So, if age, experience, learning or position doesn’t make people wise, what does?

In the book of Kings, King Solomon asks for the gift of wisdom. 1 Kings 3: 9 Give me an understanding mind so that I can govern your people well and know the difference between right and wrong. God not only grants him the gift of wisdom but riches and long life as well. King Solomon is regarded as the wisest man who ever lived. He trusted God to guide him and he used this gift in ruling the people and resolving their disputes.

In the story of Job, Job’s three friends all sought to give him advice and insight into the bad things which had happened to him. These friends made things worse for Job by insisting that Job’s bad fortune was down to his sinfulness.

Eventually, it was the words of the young Elihu who gave a new definition of the word wisdom. From Job 32: –

… it is the spirit of Almighty God

That comes to men and gives them wisdom.

It is not growing old that makes men wise or helps them to know what is right.

It is the spirit of Almighty God

That comes to men and gives them wisdom.

The travellers who arrived from the east were wise because they trusted in God to lead them. They studied the star and they studied the scriptures which told them the place where Jesus was to be found.

Their sole mission was to bring gifts and kneel in adoration. They fell down before him and worshipped him.

This story isn’t just one of intrigue, majesty and gifts. It’s a story of people determined to find out Jesus and worship him, to go where God leads and be prepared to change direction when necessary.

As we promise to serve God throughout this new year, let’s trust God to show us his direction. Let’s ask for the gift of wisdom, not for our own benefit but in seeking out Jesus as the wise men did, to worship him.

Leading into Prayer

Prayer of Intercession

God our Father revealed his Son to us
as the light of the world.
Let us pray to the Lord,
in the light given to us by his Son,
for the needs of the Church and the world.

We pray that the Church may reveal ever more fully
God’s abiding love for all people,
and help them draw closer to the person of Christ.
Let us pray to the Lord: Lord, hear our prayer.

We pray for the peace and well-being in the world,
especially that all leaders of East and West
may follow the star which leads to true peace and justice.
Let us pray to the Lord: Lord, hear our prayer.

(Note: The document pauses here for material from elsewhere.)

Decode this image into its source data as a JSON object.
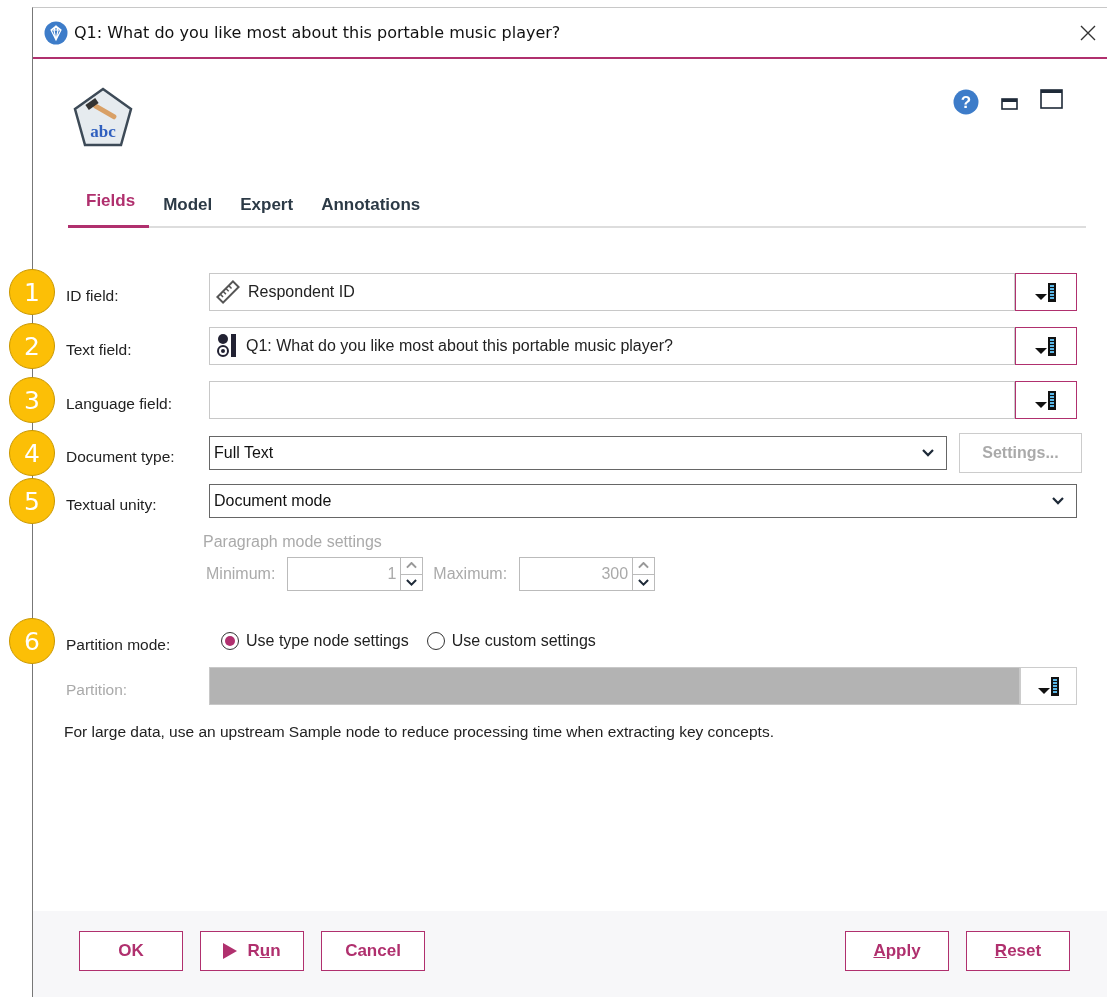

We pray for this community and for our families;
that we may welcome Christ into our lives and
like the Wise Men, remain forever pilgrims
who keep our eyes fixed on Christ as our guiding light.
Let us pray to the Lord: Lord, hear our prayer.


The Lord’s Prayer

Our Father, who art in heaven,

Hallowed be thy name.

Thy kingdom come, thy will be done

On earth as it is in heaven.

Give us this day our daily bread

And forgive us our trespasses

As we forgive those who trespass against us

And lead us not into temptation

But deliver us from evil

For thine is the kingdom

The power, and the glory

For ever and ever. Amen.

Hymn: StF 224 As with Gladness Men of Old

As with gladness men of old
did the guiding star behold,
as with joy they hailed its light,
leading onward, beaming bright,
so, most gracious Lord, may we
evermore be led to thee.

As with joyful steps they sped,
Saviour, to Thy lowly bed,
there to bend the knee before
thee whom heaven and earth adore,
so may we with willing feet
ever seek Thy mercy-seat!

As they offered gifts most rare
At Thy cradle, rude and bare,
So may we with holy joy,
pure and free from sin’s alloy,
all our costliest treasures bring,
Christ, to Thee, our heavenly King.

Holy Jesus, every day
keep us in the narrow way;
and, when earthly things are past,
bring our ransomed souls at last
where they need no star to guide,
where no clouds thy glory hide.

In the heavenly country bright
need they no created light;
thou its light, its joy, its crown,
thou its sun which goes not down.
there for ever may we sing
alleluias to our King!

William Chatterton Dix (1837-1898)


Lord, as we continue our journey with you this week,
as we seek to live out our faith every day,
be with us, surprise with your love,
nudge us when you want us
to see or do something new –
for Jesus’ sake. Amen.

 (prayer from rootsontheweb.com)